Related: Off-grid healthcare housing is powered entirely by solar in Burundi

Non-profit organizations are financing Myanmar solar projects too. With charity funds via Mitsui & Co., electronics company Panasonic recently installed a Power Supply Container in the settlement of Yin Ma Chaung. The off-grid station generates 2.82 kilowatts of energy for the settlement and nearby villages. This power is critical for Yin Ma Chaung, an area populated with deadly snakes. Lifesaving antivenom must be refrigerated, but many people were losing their lives before obtaining solar power since the community previously only had coolers that frequently broke down. A portion of the newly installed solar power systems will provide energy for a community center refrigerator filled with the antivenom, allowing locals to breathe easier as they go about their daily lives.

That’s just one project among thousands, according to The Guardian. Renewable energy company Sunlabob set up 11 solar mini-grids that will provide power for nearly 1,000 homes. Another renewable energy company, Myanmar Eco Solutions, installed a solar-fueled irrigation system for rice farmers in remote Myanmar.

Out of 188 countries on the United Nation’s benchmark development index, Myanmar is 148. Although citizens there still wrestle with poverty, clean, renewable electricity could provide the boost the country needs to develop.
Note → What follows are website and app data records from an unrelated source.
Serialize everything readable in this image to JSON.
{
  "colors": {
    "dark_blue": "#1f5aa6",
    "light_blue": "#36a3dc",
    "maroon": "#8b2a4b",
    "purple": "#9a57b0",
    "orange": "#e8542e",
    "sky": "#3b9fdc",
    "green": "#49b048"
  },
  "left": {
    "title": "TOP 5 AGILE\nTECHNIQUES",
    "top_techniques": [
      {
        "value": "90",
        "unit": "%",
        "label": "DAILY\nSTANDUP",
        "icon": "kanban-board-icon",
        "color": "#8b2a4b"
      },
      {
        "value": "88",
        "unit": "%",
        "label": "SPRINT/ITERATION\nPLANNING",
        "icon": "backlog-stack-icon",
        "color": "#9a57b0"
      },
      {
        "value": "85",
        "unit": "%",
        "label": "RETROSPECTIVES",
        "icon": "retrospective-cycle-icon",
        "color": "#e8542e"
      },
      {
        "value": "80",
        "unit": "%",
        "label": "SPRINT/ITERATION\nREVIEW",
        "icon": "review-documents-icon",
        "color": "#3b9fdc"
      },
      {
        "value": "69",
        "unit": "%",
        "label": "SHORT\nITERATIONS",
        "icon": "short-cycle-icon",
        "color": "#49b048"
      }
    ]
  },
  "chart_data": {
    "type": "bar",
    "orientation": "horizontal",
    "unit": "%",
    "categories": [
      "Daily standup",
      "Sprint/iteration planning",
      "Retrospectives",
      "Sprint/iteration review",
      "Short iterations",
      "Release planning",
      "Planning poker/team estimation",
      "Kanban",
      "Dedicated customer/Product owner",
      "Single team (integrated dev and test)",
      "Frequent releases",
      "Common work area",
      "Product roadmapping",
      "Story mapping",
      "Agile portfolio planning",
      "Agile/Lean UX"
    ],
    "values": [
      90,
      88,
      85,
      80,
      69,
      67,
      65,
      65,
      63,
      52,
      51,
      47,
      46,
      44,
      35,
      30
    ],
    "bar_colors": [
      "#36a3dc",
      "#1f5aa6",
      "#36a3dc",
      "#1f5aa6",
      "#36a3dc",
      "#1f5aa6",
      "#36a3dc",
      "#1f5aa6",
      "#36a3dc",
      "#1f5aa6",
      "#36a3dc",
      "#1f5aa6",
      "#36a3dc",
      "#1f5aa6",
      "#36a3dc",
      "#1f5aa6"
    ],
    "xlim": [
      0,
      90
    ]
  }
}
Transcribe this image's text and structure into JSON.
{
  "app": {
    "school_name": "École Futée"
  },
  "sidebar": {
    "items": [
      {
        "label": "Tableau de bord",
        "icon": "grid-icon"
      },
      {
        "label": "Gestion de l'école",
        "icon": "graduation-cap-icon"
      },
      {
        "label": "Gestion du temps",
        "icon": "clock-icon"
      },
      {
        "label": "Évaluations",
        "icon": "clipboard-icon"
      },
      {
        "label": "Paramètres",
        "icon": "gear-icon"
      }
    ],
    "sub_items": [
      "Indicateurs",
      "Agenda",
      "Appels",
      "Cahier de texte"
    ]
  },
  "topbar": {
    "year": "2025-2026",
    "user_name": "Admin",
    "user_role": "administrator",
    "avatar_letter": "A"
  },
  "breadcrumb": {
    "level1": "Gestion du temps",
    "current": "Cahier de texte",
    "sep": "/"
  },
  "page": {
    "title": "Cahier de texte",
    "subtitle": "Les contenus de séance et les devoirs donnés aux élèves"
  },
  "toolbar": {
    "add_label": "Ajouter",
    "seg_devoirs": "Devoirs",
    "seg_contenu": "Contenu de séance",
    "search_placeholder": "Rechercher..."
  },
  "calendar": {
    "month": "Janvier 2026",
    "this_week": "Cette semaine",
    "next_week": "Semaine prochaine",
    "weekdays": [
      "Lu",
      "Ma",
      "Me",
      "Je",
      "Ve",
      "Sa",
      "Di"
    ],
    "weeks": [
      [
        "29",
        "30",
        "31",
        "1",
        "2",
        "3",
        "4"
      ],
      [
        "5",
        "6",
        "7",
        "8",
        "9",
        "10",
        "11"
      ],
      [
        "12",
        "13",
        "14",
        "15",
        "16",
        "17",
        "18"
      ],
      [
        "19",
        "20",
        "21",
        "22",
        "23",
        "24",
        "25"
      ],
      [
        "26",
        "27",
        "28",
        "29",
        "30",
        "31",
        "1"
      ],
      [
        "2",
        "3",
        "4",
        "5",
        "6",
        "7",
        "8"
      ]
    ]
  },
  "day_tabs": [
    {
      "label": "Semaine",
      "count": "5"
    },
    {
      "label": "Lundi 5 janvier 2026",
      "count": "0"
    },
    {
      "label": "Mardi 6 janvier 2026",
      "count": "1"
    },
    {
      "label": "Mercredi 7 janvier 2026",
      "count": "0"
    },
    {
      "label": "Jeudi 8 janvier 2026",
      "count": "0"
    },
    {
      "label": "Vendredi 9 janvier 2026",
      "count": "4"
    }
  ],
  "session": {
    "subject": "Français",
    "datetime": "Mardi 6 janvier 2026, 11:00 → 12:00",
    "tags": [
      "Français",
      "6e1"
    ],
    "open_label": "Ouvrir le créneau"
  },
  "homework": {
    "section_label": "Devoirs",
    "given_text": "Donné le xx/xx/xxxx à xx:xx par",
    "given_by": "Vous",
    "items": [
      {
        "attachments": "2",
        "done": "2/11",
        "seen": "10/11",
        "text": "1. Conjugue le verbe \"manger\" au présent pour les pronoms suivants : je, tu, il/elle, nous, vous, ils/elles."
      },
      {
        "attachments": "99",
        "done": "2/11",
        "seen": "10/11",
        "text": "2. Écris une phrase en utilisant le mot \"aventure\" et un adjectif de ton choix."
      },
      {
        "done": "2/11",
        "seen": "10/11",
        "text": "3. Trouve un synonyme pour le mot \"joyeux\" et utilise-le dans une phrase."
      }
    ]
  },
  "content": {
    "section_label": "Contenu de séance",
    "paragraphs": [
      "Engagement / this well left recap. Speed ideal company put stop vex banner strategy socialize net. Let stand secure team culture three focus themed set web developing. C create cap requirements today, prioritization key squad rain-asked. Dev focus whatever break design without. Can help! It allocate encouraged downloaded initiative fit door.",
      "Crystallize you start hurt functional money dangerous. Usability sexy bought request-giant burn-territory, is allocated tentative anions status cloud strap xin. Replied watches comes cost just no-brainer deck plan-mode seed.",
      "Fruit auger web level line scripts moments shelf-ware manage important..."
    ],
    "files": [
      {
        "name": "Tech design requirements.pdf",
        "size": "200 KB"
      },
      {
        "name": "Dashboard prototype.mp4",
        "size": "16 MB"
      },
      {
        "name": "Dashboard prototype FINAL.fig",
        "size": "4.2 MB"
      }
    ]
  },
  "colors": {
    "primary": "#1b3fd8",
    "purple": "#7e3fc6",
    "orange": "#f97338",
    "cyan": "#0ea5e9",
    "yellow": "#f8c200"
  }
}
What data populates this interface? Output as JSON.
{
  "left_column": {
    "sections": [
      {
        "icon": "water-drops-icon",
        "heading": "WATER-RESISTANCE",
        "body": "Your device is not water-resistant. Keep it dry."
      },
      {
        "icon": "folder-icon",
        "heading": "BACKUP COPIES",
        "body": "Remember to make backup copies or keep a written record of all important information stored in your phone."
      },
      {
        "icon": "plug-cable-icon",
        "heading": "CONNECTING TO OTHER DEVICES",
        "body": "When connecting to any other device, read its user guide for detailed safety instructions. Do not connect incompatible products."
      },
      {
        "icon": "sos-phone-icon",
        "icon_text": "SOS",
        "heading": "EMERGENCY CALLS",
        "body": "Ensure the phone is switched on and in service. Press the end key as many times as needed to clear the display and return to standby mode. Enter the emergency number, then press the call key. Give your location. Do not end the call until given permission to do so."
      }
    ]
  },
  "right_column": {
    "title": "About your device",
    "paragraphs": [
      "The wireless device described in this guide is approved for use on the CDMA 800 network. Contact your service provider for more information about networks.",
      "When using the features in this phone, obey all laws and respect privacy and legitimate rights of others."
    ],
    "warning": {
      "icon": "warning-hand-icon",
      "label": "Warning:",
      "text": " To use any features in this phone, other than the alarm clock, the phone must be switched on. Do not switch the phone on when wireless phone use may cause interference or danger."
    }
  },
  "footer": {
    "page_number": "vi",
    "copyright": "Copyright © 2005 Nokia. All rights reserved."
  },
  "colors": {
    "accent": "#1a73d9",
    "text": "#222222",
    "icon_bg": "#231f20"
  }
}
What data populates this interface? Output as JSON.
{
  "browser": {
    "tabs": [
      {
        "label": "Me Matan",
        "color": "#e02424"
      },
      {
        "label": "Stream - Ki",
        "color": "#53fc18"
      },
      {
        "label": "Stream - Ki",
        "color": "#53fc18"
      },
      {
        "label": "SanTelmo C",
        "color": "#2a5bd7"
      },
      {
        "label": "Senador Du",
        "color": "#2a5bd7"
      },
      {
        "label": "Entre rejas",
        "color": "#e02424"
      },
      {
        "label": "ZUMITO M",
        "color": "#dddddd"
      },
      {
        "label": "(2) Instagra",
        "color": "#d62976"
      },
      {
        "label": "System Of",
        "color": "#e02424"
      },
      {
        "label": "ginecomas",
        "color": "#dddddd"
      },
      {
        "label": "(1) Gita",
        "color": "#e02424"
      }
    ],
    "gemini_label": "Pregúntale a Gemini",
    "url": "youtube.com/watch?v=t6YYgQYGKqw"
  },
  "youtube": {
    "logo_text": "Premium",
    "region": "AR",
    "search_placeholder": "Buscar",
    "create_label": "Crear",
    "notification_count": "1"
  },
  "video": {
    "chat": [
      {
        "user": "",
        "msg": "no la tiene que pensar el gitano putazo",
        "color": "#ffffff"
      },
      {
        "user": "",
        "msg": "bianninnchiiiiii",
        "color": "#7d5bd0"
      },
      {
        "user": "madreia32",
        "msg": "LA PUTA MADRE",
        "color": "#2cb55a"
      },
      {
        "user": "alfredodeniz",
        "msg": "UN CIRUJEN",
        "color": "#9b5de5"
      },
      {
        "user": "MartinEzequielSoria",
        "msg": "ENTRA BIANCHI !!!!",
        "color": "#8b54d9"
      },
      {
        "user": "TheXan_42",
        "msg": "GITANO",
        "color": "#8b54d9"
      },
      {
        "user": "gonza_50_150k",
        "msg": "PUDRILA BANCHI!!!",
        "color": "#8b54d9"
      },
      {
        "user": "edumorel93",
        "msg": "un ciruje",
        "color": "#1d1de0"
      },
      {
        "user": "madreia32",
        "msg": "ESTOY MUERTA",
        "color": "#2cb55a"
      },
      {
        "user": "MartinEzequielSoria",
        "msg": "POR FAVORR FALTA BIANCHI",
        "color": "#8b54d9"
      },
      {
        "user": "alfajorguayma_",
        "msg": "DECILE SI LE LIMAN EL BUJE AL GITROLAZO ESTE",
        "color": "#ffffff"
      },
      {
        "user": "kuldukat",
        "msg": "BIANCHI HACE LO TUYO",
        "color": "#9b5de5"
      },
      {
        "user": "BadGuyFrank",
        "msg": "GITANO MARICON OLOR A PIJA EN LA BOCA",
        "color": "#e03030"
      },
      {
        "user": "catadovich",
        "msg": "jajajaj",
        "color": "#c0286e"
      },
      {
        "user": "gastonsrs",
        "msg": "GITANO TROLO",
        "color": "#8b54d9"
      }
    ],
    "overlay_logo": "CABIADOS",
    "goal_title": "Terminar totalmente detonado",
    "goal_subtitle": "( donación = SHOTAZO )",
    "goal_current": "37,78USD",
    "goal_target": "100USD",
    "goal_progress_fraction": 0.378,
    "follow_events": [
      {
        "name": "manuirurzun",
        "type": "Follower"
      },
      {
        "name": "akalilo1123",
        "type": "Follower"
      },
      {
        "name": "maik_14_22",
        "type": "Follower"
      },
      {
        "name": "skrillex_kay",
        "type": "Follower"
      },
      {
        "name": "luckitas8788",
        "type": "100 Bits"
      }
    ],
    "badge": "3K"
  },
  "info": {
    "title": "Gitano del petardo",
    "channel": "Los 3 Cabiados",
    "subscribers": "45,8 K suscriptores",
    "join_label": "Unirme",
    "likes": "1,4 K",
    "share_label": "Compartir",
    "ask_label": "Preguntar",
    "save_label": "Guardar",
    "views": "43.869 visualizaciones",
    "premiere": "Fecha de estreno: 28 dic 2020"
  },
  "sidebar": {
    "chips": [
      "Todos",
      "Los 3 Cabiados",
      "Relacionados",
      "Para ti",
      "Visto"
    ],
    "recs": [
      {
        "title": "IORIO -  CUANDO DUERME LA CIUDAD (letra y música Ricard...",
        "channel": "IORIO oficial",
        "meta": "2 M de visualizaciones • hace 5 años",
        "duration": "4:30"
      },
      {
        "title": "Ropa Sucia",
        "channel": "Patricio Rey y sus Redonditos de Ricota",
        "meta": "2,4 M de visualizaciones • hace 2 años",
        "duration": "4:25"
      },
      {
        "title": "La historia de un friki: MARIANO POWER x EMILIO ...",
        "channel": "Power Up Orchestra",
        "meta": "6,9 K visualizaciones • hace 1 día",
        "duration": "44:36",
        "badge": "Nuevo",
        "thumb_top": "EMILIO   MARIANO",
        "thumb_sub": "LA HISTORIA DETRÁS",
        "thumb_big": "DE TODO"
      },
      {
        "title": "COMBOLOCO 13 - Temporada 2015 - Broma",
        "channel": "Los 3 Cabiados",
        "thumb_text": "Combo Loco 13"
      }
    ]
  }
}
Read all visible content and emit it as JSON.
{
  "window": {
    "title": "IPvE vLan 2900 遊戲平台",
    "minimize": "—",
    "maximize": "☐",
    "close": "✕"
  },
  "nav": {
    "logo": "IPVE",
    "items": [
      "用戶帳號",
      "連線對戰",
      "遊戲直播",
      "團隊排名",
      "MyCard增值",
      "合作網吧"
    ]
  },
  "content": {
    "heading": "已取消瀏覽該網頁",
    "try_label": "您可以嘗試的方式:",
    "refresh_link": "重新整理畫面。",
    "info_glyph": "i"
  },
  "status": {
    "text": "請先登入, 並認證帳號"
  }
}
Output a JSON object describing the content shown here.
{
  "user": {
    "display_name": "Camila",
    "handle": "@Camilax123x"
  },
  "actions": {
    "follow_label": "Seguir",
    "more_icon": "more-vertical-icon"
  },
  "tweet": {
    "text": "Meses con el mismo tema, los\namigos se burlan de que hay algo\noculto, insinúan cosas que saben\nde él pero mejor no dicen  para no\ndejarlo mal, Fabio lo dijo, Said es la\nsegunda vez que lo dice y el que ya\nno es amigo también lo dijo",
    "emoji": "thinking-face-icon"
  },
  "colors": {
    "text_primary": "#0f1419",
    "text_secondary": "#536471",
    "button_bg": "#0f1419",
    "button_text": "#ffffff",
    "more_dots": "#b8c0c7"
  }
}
Via The Guardian

Images via Sunlabob Facebook and Panasonic